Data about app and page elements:

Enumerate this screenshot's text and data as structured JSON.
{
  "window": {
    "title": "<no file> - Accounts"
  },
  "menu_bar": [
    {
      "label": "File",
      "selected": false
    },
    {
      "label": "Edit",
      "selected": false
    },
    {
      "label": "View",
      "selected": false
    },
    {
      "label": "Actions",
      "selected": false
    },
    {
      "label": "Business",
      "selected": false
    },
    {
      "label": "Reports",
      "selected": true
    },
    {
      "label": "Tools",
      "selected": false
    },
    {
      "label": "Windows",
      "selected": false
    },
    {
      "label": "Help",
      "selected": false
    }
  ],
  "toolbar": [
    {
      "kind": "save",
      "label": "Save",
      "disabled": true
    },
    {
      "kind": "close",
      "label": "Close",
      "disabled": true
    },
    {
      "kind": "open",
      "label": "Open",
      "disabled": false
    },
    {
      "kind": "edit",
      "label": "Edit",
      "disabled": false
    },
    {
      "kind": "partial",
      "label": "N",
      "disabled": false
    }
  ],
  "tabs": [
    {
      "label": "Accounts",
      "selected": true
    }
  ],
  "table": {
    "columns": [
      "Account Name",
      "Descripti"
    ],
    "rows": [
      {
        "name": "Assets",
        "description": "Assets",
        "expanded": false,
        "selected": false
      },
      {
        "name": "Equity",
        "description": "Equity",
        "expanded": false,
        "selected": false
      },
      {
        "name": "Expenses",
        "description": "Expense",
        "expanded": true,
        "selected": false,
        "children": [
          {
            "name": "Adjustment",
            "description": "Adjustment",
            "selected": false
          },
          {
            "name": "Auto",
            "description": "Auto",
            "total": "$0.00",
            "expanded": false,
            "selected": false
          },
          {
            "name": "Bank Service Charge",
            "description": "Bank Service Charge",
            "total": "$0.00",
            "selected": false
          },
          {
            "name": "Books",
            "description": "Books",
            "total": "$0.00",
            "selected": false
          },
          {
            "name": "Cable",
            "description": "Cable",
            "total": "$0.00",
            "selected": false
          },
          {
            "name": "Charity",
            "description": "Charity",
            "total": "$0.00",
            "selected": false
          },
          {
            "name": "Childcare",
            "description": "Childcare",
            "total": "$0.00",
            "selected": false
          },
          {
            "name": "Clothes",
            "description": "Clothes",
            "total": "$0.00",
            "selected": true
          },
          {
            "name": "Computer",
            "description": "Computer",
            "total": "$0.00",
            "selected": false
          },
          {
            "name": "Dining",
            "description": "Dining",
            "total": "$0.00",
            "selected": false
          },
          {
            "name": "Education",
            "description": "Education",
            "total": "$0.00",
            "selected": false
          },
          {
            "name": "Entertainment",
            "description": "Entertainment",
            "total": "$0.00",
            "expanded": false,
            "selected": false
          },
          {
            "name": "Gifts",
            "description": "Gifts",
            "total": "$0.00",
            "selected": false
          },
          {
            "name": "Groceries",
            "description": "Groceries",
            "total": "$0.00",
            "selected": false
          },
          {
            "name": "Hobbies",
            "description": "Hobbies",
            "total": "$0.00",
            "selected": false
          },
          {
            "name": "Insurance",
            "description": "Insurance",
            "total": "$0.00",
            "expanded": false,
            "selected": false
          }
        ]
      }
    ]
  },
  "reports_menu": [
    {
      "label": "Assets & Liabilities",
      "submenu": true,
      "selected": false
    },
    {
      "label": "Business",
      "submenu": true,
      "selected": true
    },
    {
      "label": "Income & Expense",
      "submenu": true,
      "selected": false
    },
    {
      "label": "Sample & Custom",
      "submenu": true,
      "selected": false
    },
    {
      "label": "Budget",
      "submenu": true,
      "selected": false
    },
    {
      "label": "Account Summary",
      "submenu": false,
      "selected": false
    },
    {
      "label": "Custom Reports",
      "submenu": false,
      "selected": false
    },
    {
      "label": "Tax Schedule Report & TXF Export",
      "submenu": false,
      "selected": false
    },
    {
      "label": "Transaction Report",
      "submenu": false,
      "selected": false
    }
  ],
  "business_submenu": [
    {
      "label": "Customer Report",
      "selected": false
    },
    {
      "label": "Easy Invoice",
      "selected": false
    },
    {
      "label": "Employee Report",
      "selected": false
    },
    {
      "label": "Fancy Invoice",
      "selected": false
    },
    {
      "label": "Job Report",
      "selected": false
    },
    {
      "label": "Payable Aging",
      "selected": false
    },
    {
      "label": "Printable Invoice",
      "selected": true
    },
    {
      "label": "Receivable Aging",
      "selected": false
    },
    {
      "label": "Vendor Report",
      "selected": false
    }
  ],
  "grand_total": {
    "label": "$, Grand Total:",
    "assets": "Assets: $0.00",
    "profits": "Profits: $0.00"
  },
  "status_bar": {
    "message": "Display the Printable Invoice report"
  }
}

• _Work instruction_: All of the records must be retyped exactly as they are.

• _Your solution_:
Enumerate this screenshot's text and data as structured JSON.
{
  "window": {
    "title": "<no file> - Accounts"
  },
  "menu_bar": [
    {
      "label": "File",
      "selected": false
    },
    {
      "label": "Edit",
      "selected": false
    },
    {
      "label": "View",
      "selected": false
    },
    {
      "label": "Actions",
      "selected": false
    },
    {
      "label": "Business",
      "selected": false
    },
    {
      "label": "Reports",
      "selected": true
    },
    {
      "label": "Tools",
      "selected": false
    },
    {
      "label": "Windows",
      "selected": false
    },
    {
      "label": "Help",
      "selected": false
    }
  ],
  "toolbar": [
    {
      "kind": "save",
      "label": "Save",
      "disabled": true
    },
    {
      "kind": "close",
      "label": "Close",
      "disabled": true
    },
    {
      "kind": "open",
      "label": "Open",
      "disabled": false
    },
    {
      "kind": "edit",
      "label": "Edit",
      "disabled": false
    },
    {
      "kind": "partial",
      "label": "N",
      "disabled": false
    }
  ],
  "tabs": [
    {
      "label": "Accounts",
      "selected": true
    }
  ],
  "table": {
    "columns": [
      "Account Name",
      "Descripti"
    ],
    "rows": [
      {
        "name": "Assets",
        "description": "Assets",
        "expanded": false,
        "selected": false
      },
      {
        "name": "Equity",
        "description": "Equity",
        "expanded": false,
        "selected": false
      },
      {
        "name": "Expenses",
        "description": "Expense",
        "expanded": true,
        "selected": false,
        "children": [
          {
            "name": "Adjustment",
            "description": "Adjustment",
            "selected": false
          },
          {
            "name": "Auto",
            "description": "Auto",
            "total": "$0.00",
            "expanded": false,
            "selected": false
          },
          {
            "name": "Bank Service Charge",
            "description": "Bank Service Charge",
            "total": "$0.00",
            "selected": false
          },
          {
            "name": "Books",
            "description": "Books",
            "total": "$0.00",
            "selected": false
          },
          {
            "name": "Cable",
            "description": "Cable",
            "total": "$0.00",
            "selected": false
          },
          {
            "name": "Charity",
            "description": "Charity",
            "total": "$0.00",
            "selected": false
          },
          {
            "name": "Childcare",
            "description": "Childcare",
            "total": "$0.00",
            "selected": false
          },
          {
            "name": "Clothes",
            "description": "Clothes",
            "total": "$0.00",
            "selected": true
          },
          {
            "name": "Computer",
            "description": "Computer",
            "total": "$0.00",
            "selected": false
          },
          {
            "name": "Dining",
            "description": "Dining",
            "total": "$0.00",
            "selected": false
          },
          {
            "name": "Education",
            "description": "Education",
            "total": "$0.00",
            "selected": false
          },
          {
            "name": "Entertainment",
            "description": "Entertainment",
            "total": "$0.00",
            "expanded": false,
            "selected": false
          },
          {
            "name": "Gifts",
            "description": "Gifts",
            "total": "$0.00",
            "selected": false
          },
          {
            "name": "Groceries",
            "description": "Groceries",
            "total": "$0.00",
            "selected": false
          },
          {
            "name": "Hobbies",
            "description": "Hobbies",
            "total": "$0.00",
            "selected": false
          },
          {
            "name": "Insurance",
            "description": "Insurance",
            "total": "$0.00",
            "expanded": false,
            "selected": false
          }
        ]
      }
    ]
  },
  "reports_menu": [
    {
      "label": "Assets & Liabilities",
      "submenu": true,
      "selected": false
    },
    {
      "label": "Business",
      "submenu": true,
      "selected": true
    },
    {
      "label": "Income & Expense",
      "submenu": true,
      "selected": false
    },
    {
      "label": "Sample & Custom",
      "submenu": true,
      "selected": false
    },
    {
      "label": "Budget",
      "submenu": true,
      "selected": false
    },
    {
      "label": "Account Summary",
      "submenu": false,
      "selected": false
    },
    {
      "label": "Custom Reports",
      "submenu": false,
      "selected": false
    },
    {
      "label": "Tax Schedule Report & TXF Export",
      "submenu": false,
      "selected": false
    },
    {
      "label": "Transaction Report",
      "submenu": false,
      "selected": false
    }
  ],
  "business_submenu": [
    {
      "label": "Customer Report",
      "selected": false
    },
    {
      "label": "Easy Invoice",
      "selected": false
    },
    {
      "label": "Employee Report",
      "selected": false
    },
    {
      "label": "Fancy Invoice",
      "selected": false
    },
    {
      "label": "Job Report",
      "selected": false
    },
    {
      "label": "Payable Aging",
      "selected": false
    },
    {
      "label": "Printable Invoice",
      "selected": true
    },
    {
      "label": "Receivable Aging",
      "selected": false
    },
    {
      "label": "Vendor Report",
      "selected": false
    }
  ],
  "grand_total": {
    "label": "$, Grand Total:",
    "assets": "Assets: $0.00",
    "profits": "Profits: $0.00"
  },
  "status_bar": {
    "message": "Display the Printable Invoice report"
  }
}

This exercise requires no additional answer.